The first synagogue in Miami Beach, Beth Jacob, was built in 1929 on Washington Avenue between 3rd and 4th streets because at the time Jews were not allowed to live north of 5th. The building, which operated as a synagogue until 1986, has since been turned into the Jewish Museum of Florida. It’s worth a visit just to see the beautiful sanctuary where Jewish gangster Meyer Lansky used to pray, but the real treasures are the exhibits offering a fascinating glimpse into the history of this uniquely American Jewish community. Plus the museum is in the heart of South Beach, the storied neighborhood worth a trip for its nightlife, beaches and art deco architecture.
Perhaps the saddest event in the city’s Jewish history came in 1939, when the S.S. St. Louis, after being turned away from Cuba, dropped anchor in the ocean close enough to Miami Beach that the ship, filled with German Jewish refugees, was within view of the synagogue. But President Franklin Roosevelt refused entry to the hundreds of passengers trying to flee the Nazi onslaught and the ship sailed back to Europe. About half its passengers would die during the Holocaust.
Today, Miami Beach doesn’t just welcome Jews, it seeks them out.
The Eden Roc Miami Beach, an art deco gem located on Collins Avenue in the 46th Street area, is one of two Miami Beach hotels with an inhouse kosher kitchen. The idea behind the $1 million kitchen — which opens for bar mitzvahs, weddings and, of course, Passover — isn’t just to offer better food but to send a message.
“We want you to know that kosher or not, your food and your experience is valuable to us,” said David Siguaw, Eden Roc’s director of sales and marketing.
The food isn’t the only reason to stay at the Eden Roc (the hotel hosted my visit). The 631-room hotel underwent a $240 million renovation in 2009 that added a new tower and gave a fresh feel to its expansive rooms, multiple pools and hot tubs, spa, and bars and restaurants. The prize, however, is the view. From the wicker lounge chairs on your balcony, you can take in the azure water, the golden beach and the hotel towers that line the island.

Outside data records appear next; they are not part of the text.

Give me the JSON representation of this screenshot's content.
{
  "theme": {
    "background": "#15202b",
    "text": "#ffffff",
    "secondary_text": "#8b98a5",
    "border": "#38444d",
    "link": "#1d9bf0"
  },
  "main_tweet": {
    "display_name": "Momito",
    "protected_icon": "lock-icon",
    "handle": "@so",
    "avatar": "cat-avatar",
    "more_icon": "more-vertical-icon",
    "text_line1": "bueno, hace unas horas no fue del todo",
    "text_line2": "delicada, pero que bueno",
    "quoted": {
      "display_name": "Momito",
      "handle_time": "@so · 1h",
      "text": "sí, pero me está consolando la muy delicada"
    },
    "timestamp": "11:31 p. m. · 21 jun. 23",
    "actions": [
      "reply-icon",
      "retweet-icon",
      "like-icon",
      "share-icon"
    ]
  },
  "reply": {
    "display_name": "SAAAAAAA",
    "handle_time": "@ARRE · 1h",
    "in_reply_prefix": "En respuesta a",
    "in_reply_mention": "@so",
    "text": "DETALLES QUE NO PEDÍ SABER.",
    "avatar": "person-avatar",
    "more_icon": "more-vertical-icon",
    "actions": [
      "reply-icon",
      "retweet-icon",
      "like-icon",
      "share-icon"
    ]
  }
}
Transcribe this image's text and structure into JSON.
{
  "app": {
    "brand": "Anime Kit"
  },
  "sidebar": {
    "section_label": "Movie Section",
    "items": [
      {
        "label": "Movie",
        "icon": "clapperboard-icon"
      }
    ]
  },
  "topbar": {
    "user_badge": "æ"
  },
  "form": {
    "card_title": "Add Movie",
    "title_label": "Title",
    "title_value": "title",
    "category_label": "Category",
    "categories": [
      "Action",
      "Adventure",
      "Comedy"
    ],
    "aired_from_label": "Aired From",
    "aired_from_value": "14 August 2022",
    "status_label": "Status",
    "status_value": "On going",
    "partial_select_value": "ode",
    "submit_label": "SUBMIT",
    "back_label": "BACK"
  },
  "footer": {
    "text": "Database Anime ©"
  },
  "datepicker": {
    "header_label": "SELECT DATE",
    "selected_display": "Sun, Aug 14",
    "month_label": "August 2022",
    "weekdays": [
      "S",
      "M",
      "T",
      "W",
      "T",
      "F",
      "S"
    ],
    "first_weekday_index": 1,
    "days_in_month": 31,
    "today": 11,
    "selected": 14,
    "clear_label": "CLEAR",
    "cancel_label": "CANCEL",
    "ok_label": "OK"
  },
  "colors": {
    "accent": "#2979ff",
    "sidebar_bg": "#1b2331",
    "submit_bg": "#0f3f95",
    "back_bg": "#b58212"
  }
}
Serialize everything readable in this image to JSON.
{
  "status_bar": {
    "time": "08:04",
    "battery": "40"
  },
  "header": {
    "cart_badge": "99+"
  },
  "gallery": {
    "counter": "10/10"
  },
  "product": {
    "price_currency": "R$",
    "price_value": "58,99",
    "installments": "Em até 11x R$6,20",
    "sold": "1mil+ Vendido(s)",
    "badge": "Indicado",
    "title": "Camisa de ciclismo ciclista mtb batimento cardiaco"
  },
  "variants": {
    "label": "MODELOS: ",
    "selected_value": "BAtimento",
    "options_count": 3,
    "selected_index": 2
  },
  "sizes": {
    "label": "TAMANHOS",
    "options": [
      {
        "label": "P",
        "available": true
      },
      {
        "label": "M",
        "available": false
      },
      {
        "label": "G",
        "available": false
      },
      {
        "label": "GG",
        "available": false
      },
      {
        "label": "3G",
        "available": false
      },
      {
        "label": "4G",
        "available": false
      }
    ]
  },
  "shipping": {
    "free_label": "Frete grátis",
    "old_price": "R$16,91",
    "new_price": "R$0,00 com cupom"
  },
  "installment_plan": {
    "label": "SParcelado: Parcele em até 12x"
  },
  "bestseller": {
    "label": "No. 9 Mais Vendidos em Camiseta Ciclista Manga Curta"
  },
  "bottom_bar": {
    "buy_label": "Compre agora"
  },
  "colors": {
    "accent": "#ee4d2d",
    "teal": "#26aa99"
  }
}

Both the Eden Roc and its next-door neighbor, the Fontainebleau, were designed by architect Morris Lapidus, the Russian Jewish immigrant perhaps most associated with the Miami Beach hotels that went up in the 1950s.
The Fontainebleau, which underwent its own $1 billion renovation in 2008, is like a flotilla of cruise ships. Spread out over 22 acres — the largest single property in Miami Beach — the landmark hotel has 1,504 rooms in four towers; six restaurants, including its own butchery, pastry shop, fishery and chocolatier; a dozen pools and hot tubs, the biggest of which has 325,000 gallons of water in the hotel’s signature bow-tie shape; and one of Florida’s most popular nightclubs, Liv, which on Christmas Eve hosts Miami Beach’s popular “Matzo Ball.”
Staying at the hotels does not come cheap. In winter it’s tough to find rooms for less than $300 a night at either the Eden Roc or the Fontainebleau. But there are plenty of acceptable alternatives up and down the strip, some in the $200 range (not including exorbitant overnight parking fees of $30 or more).
Or you can just stay on the pullout couch at your Uncle Morty’s condo in Boca.